When we talk about pop, we rarely just mean “popular.” Rather the term is often used to describe a piece of culture that fundamentally prioritizes style over substance. In its worst incarnation, directors will orchestrate their characters, situations, and locations solely to produce cool (or violent or funny) moments. In its best form, pop synthesizes honest characters and consistent themes into an aesthetic joy. With Gemini, director Aaron Katz crafts a perfectly stylish, cool, and hypnotic pop film that is best consumed — not considered.
In this way, Gemini reflects its muse, The City of Angels, infamous for its superficial thrills. There is a story with people, but these people are mere players in the endless machinations of the city. When famous actress Heather Anderson (Zoe Kravitz) is murdered, her assistant and dear friend, Jill (Lola Kirke), is suspect numero uno, and must unravel the mystery while simultaneously evading Detective Edward Ahn (John Cho). Other suspects include paparazzi dirtbag, Stan (a quite funny James Ransone), and Heather’s former lover, Devin (a very dour Reeve Carney), and the electro jazz score ushers everyone gracefully down the beautiful boulevards and through the cavernous mansions.
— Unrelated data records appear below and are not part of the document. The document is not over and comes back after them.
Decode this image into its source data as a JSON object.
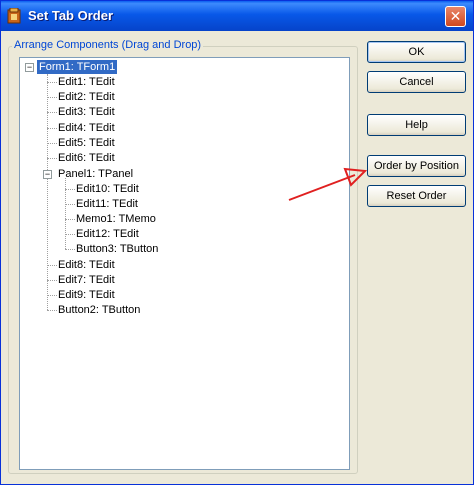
{
  "window": {
    "title": "Set Tab Order",
    "close_glyph": "✕"
  },
  "group": {
    "label": "Arrange Components (Drag and Drop)"
  },
  "tree": {
    "expander_glyph": "−",
    "nodes": [
      {
        "label": "Form1: TForm1",
        "selected": true
      },
      {
        "label": "Edit1: TEdit"
      },
      {
        "label": "Edit2: TEdit"
      },
      {
        "label": "Edit3: TEdit"
      },
      {
        "label": "Edit4: TEdit"
      },
      {
        "label": "Edit5: TEdit"
      },
      {
        "label": "Edit6: TEdit"
      },
      {
        "label": "Panel1: TPanel"
      },
      {
        "label": "Edit10: TEdit"
      },
      {
        "label": "Edit11: TEdit"
      },
      {
        "label": "Memo1: TMemo"
      },
      {
        "label": "Edit12: TEdit"
      },
      {
        "label": "Button3: TButton"
      },
      {
        "label": "Edit8: TEdit"
      },
      {
        "label": "Edit7: TEdit"
      },
      {
        "label": "Edit9: TEdit"
      },
      {
        "label": "Button2: TButton"
      }
    ]
  },
  "buttons": {
    "ok": "OK",
    "cancel": "Cancel",
    "help": "Help",
    "order_by_position": "Order by Position",
    "reset_order": "Reset Order"
  },
  "colors": {
    "selection": "#316ac5",
    "annotation_arrow": "#e02020",
    "titlebar": "#0858e8"
  }
}
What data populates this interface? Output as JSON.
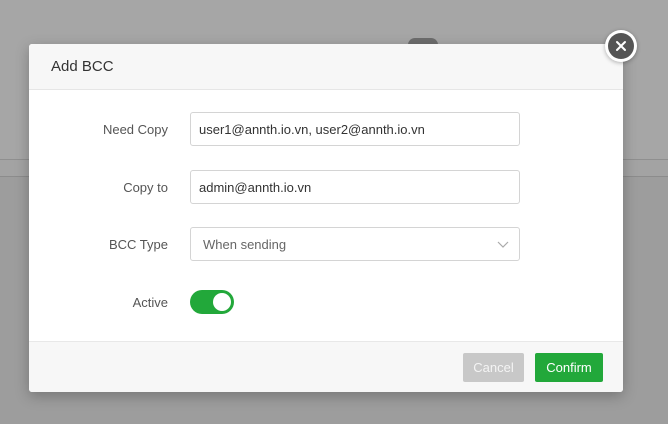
{
  "modal": {
    "title": "Add BCC",
    "fields": {
      "need_copy": {
        "label": "Need Copy",
        "value": "user1@annth.io.vn, user2@annth.io.vn"
      },
      "copy_to": {
        "label": "Copy to",
        "value": "admin@annth.io.vn"
      },
      "bcc_type": {
        "label": "BCC Type",
        "value": "When sending"
      },
      "active": {
        "label": "Active",
        "checked": true
      }
    },
    "buttons": {
      "cancel": "Cancel",
      "confirm": "Confirm"
    }
  },
  "icons": {
    "close": "close-icon",
    "select_arrow": "chevron-down-icon"
  },
  "colors": {
    "accent": "#22a83a",
    "cancel_disabled": "#c8c8c8"
  }
}
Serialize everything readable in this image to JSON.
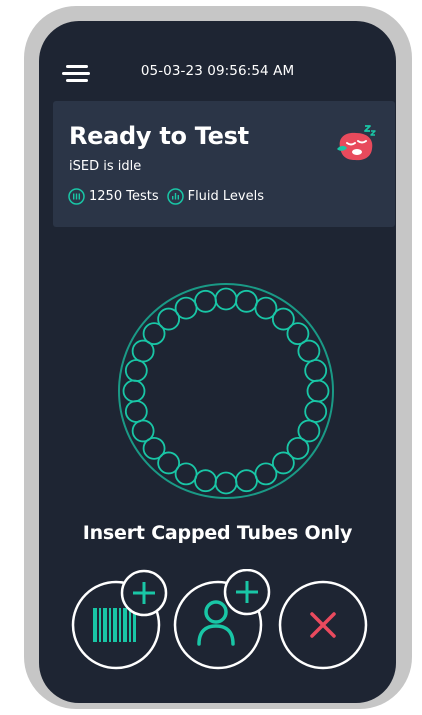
{
  "header": {
    "datetime": "05-03-23 09:56:54 AM"
  },
  "status": {
    "title": "Ready to Test",
    "subtitle": "iSED is idle",
    "mascot_icon": "sleeping-mascot-icon",
    "tests_label": "1250 Tests",
    "tests_icon": "tube-rack-icon",
    "fluid_label": "Fluid Levels",
    "fluid_icon": "fluid-levels-icon"
  },
  "rack": {
    "slot_count": 28
  },
  "instruction": "Insert Capped Tubes Only",
  "actions": {
    "scan_barcode": {
      "icon": "barcode-icon",
      "badge_icon": "plus-icon"
    },
    "add_patient": {
      "icon": "person-icon",
      "badge_icon": "plus-icon"
    },
    "cancel": {
      "icon": "close-icon"
    }
  },
  "colors": {
    "device_frame": "#c6c6c6",
    "screen_background": "#1e2533",
    "card_background": "#2b3547",
    "accent_teal": "#19c6a6",
    "ring_teal": "#1a9a86",
    "cancel_red": "#ea4a5e",
    "mascot_red": "#e84a5c"
  }
}
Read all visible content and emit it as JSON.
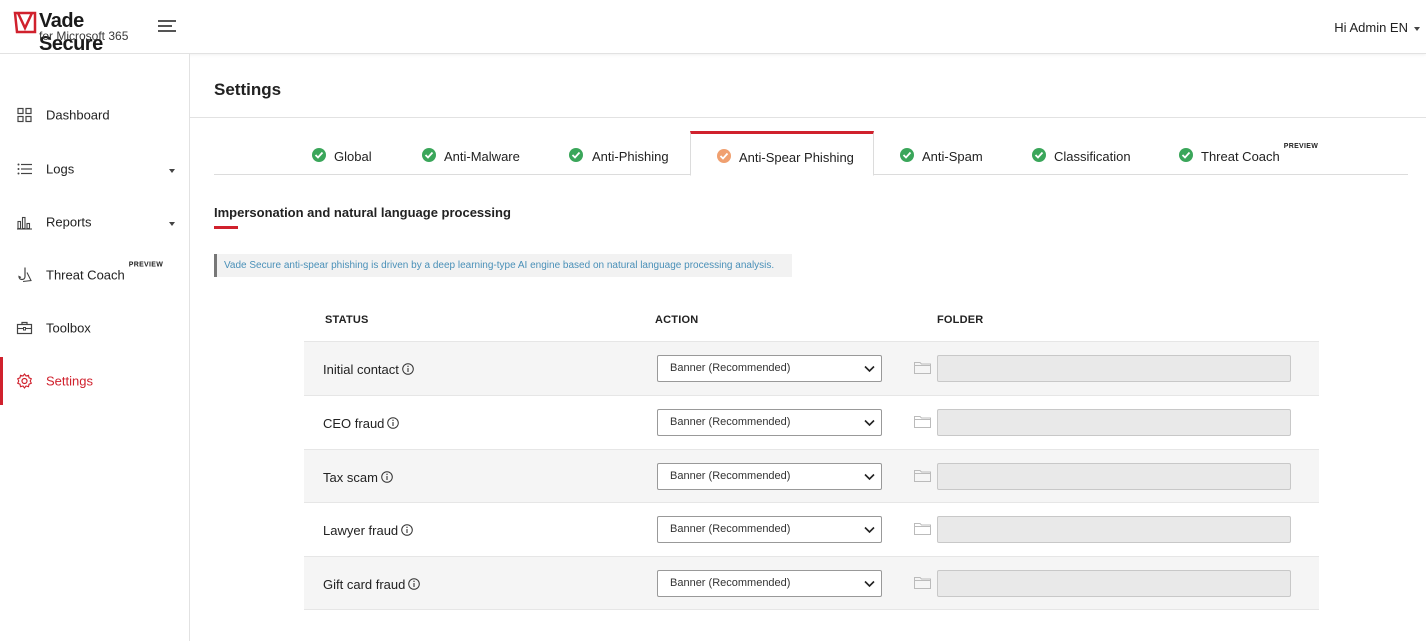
{
  "header": {
    "logo_text": "Vade Secure",
    "logo_sub": "for Microsoft 365",
    "user_greeting": "Hi Admin EN"
  },
  "sidebar": {
    "items": [
      {
        "label": "Dashboard",
        "icon": "dashboard-icon"
      },
      {
        "label": "Logs",
        "icon": "list-icon",
        "has_dropdown": true
      },
      {
        "label": "Reports",
        "icon": "bar-chart-icon",
        "has_dropdown": true
      },
      {
        "label": "Threat Coach",
        "icon": "fishing-hook-icon",
        "badge": "PREVIEW"
      },
      {
        "label": "Toolbox",
        "icon": "toolbox-icon"
      },
      {
        "label": "Settings",
        "icon": "gear-icon",
        "active": true
      }
    ]
  },
  "page": {
    "title": "Settings"
  },
  "tabs": [
    {
      "label": "Global",
      "status": "ok"
    },
    {
      "label": "Anti-Malware",
      "status": "ok"
    },
    {
      "label": "Anti-Phishing",
      "status": "ok"
    },
    {
      "label": "Anti-Spear Phishing",
      "status": "warning",
      "active": true
    },
    {
      "label": "Anti-Spam",
      "status": "ok"
    },
    {
      "label": "Classification",
      "status": "ok"
    },
    {
      "label": "Threat Coach",
      "status": "ok",
      "badge": "PREVIEW"
    }
  ],
  "section": {
    "title": "Impersonation and natural language processing",
    "info": "Vade Secure anti-spear phishing is driven by a deep learning-type AI engine based on natural language processing analysis."
  },
  "table": {
    "headers": {
      "status": "STATUS",
      "action": "ACTION",
      "folder": "FOLDER"
    },
    "rows": [
      {
        "status": "Initial contact",
        "action": "Banner (Recommended)",
        "folder": ""
      },
      {
        "status": "CEO fraud",
        "action": "Banner (Recommended)",
        "folder": ""
      },
      {
        "status": "Tax scam",
        "action": "Banner (Recommended)",
        "folder": ""
      },
      {
        "status": "Lawyer fraud",
        "action": "Banner (Recommended)",
        "folder": ""
      },
      {
        "status": "Gift card fraud",
        "action": "Banner (Recommended)",
        "folder": ""
      }
    ]
  },
  "colors": {
    "brand_red": "#d0212d",
    "check_green": "#3aa65a",
    "warning_orange": "#f0a070",
    "info_blue": "#4a90b8"
  }
}
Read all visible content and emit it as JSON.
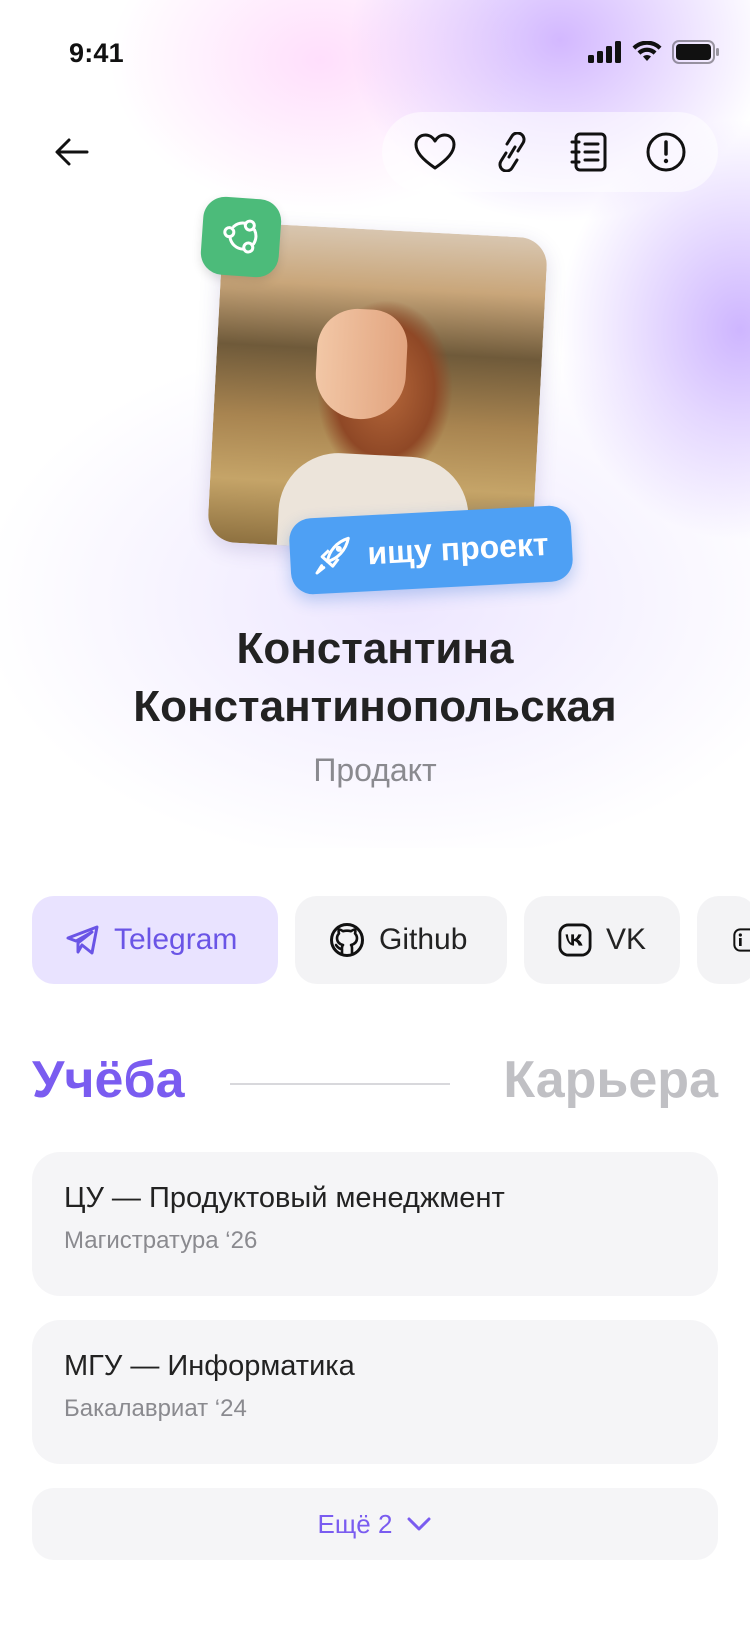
{
  "status_bar": {
    "time": "9:41"
  },
  "profile": {
    "status_badge": "ищу проект",
    "name_line1": "Константина",
    "name_line2": "Константинопольская",
    "role": "Продакт"
  },
  "socials": [
    {
      "label": "Telegram",
      "icon": "telegram-icon"
    },
    {
      "label": "Github",
      "icon": "github-icon"
    },
    {
      "label": "VK",
      "icon": "vk-icon"
    },
    {
      "label": "",
      "icon": "linkedin-icon"
    }
  ],
  "tabs": {
    "active": "Учёба",
    "inactive": "Карьера"
  },
  "education": [
    {
      "title": "ЦУ — Продуктовый менеджмент",
      "subtitle": "Магистратура ‘26"
    },
    {
      "title": "МГУ — Информатика",
      "subtitle": "Бакалавриат ‘24"
    }
  ],
  "more_button": "Ещё 2",
  "colors": {
    "accent": "#7a5cf0",
    "badge_green": "#4cbb7a",
    "badge_blue": "#4ea0f4"
  }
}
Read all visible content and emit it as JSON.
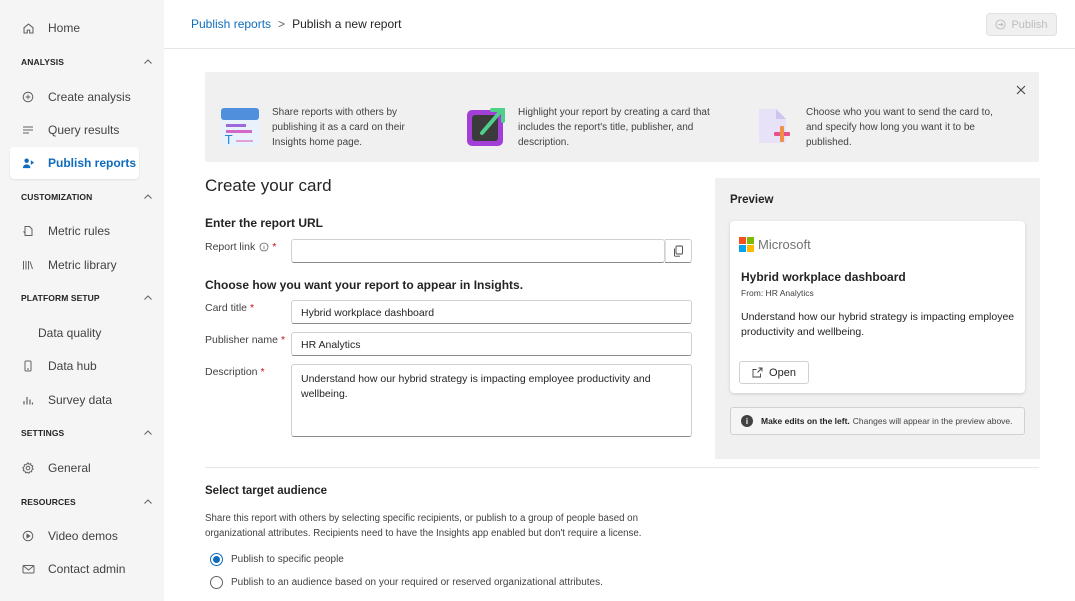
{
  "sidebar": {
    "home": "Home",
    "sections": {
      "analysis": "ANALYSIS",
      "customization": "CUSTOMIZATION",
      "platform": "PLATFORM SETUP",
      "settings": "SETTINGS",
      "resources": "RESOURCES"
    },
    "items": {
      "create_analysis": "Create analysis",
      "query_results": "Query results",
      "publish_reports": "Publish reports",
      "metric_rules": "Metric rules",
      "metric_library": "Metric library",
      "data_quality": "Data quality",
      "data_hub": "Data hub",
      "survey_data": "Survey data",
      "general": "General",
      "video_demos": "Video demos",
      "contact_admin": "Contact admin"
    }
  },
  "header": {
    "breadcrumb_parent": "Publish reports",
    "breadcrumb_separator": ">",
    "breadcrumb_current": "Publish a new report",
    "publish_label": "Publish"
  },
  "banner": {
    "items": [
      "Share reports with others by publishing it as a card on their Insights home page.",
      "Highlight your report by creating a card that includes the report's title, publisher, and description.",
      "Choose who you want to send the card to, and specify how long you want it to be published."
    ]
  },
  "form": {
    "heading": "Create your card",
    "url_section": "Enter the report URL",
    "report_link_label": "Report link",
    "report_link_value": "",
    "appear_section": "Choose how you want your report to appear in Insights.",
    "card_title_label": "Card title",
    "card_title_value": "Hybrid workplace dashboard",
    "publisher_label": "Publisher name",
    "publisher_value": "HR Analytics",
    "description_label": "Description",
    "description_value": "Understand how our hybrid strategy is impacting employee productivity and wellbeing.",
    "required_mark": "*"
  },
  "preview": {
    "heading": "Preview",
    "brand": "Microsoft",
    "title": "Hybrid workplace dashboard",
    "from": "From: HR Analytics",
    "description": "Understand how our hybrid strategy is impacting employee productivity and wellbeing.",
    "open_label": "Open",
    "info_bold": "Make edits on the left.",
    "info_text": "Changes will appear in the preview above."
  },
  "audience": {
    "title": "Select target audience",
    "description": "Share this report with others by selecting specific recipients, or publish to a group of people based on organizational attributes. Recipients need to have the Insights app enabled but don't require a license.",
    "option_specific": "Publish to specific people",
    "option_attributes": "Publish to an audience based on your required or reserved organizational attributes.",
    "selected": "specific"
  },
  "colors": {
    "accent": "#0f6cbd",
    "required": "#c50f1f"
  }
}
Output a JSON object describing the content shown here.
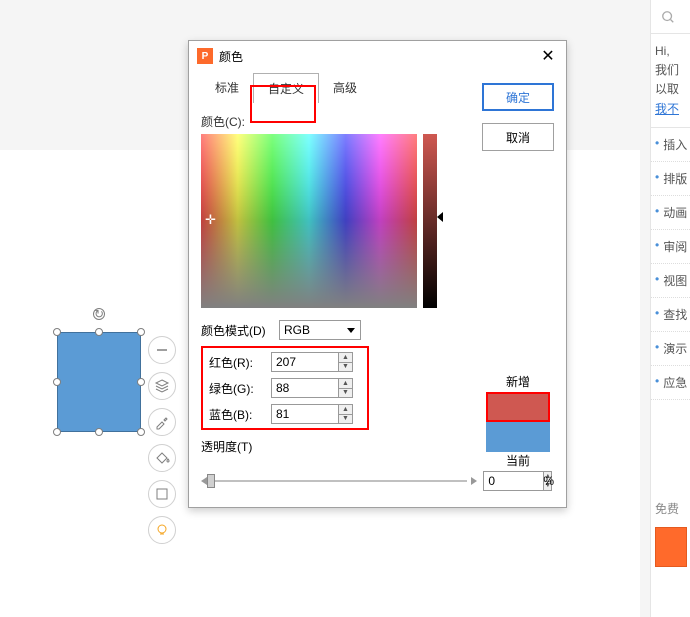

The character work is generally strong, especially in the early goings. As a director renowned for his naturalistic, no-budget indies, Katz knows how to capture the rhythm of a relationship, and he has a game cast. Kirke makes a very charming lead, nimbly balancing deadpan humor, remorse, and craftiness. Her lopsided-but-intimate friendship with Kravitz is thoughtfully-conceived and executed. Their early scenes together invoke a long and meaningful relationship, and the film would benefit from exploring it further. Once Kravitz’ Heather is murdered, however, Katz loses interest in character development, choosing to focus on the developing mystery, rotating oddball characters, and the gorgeous quality of that So-Cal light.
While paper thin, the tertiary characters dotting this world are delightful. Nelson Franklin continues to always be funny as a disgruntled film director, but the man who seems like he’s trying the hardest here to make a noir is John Cho. He infuses his detective with a veteran’s guile, but keeps his cadence warm and off-kilter, doing his part to develop an air of mystery while also lightening the mood. More than any other character he suggests that there may be something actually occurring off-screen.
Gemini positions itself within the canon of LA noir, but Katz proves much better at capturing the ephemeral coolness of his trend-setting town than the timelessness of strong intrigue. His mellow pace and bright, glib world can’t reconcile with proper tension, and “noir” is here another signal of good taste, a borrowed set of beats applied to enter into a tradition of coolness. The mystery is not bad — it is in fact clever and superficially elegant — and while it remains unsolved, the film maintains a pleasant mystique. But it is also as underdeveloped as possible, and in the end requires contortions of character and story that are not quite honest or fair. Given that the conceit ends up taking oppressive priority over any real emotional arc, the choice to even make this film a murder mystery seems questionable.
Still, the film is gorgeous and intoxicating throughout. The soundtrack deserves special mention for evoking the history of noir while remaining bracing and modern. As a production, Gemini deserves all the accolades it will certainly receive, but though everything is in its place, the story never fully capitalizes on its exciting talent. This is decadent pop comfort food, and it comes frustratingly close to greatness.
Fantastic Fest runs September 21st – 28th. Visit the festival’s official website.